=== TASK ===
Tally every line of the records below that includes "glyph", and reply with the total alone.

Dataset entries
========

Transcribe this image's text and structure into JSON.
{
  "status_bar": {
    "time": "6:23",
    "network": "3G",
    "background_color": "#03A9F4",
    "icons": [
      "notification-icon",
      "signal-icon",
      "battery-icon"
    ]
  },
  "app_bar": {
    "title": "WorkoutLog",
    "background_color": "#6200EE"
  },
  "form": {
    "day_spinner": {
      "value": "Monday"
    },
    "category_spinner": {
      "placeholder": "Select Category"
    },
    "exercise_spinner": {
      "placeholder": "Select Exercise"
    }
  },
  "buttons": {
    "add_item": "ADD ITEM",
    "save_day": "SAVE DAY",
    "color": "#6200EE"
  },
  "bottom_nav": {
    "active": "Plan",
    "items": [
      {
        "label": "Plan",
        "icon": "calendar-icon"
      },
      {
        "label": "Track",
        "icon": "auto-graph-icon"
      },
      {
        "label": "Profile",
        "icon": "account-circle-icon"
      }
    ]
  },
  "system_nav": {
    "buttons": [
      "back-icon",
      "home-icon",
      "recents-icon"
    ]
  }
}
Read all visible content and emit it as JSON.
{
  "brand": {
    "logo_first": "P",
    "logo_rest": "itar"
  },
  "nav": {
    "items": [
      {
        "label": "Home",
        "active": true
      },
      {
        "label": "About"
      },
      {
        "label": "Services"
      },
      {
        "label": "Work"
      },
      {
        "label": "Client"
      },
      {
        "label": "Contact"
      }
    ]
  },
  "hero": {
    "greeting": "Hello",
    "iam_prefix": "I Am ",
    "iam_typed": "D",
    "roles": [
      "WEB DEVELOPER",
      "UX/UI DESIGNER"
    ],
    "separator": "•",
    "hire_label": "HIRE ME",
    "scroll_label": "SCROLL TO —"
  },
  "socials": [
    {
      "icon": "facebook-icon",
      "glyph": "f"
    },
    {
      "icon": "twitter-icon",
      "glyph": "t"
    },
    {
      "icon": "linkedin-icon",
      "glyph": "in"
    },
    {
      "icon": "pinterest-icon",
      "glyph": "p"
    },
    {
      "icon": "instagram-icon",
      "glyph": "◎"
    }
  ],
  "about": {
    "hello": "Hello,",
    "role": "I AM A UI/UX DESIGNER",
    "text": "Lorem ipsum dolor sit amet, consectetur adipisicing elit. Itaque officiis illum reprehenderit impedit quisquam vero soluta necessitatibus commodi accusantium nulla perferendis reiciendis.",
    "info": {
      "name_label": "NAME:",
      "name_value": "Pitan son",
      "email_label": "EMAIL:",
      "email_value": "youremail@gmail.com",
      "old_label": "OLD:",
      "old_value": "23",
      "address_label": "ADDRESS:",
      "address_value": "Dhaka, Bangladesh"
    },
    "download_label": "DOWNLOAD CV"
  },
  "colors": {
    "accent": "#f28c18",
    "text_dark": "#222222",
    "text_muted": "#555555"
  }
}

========

=== RESULT ===
5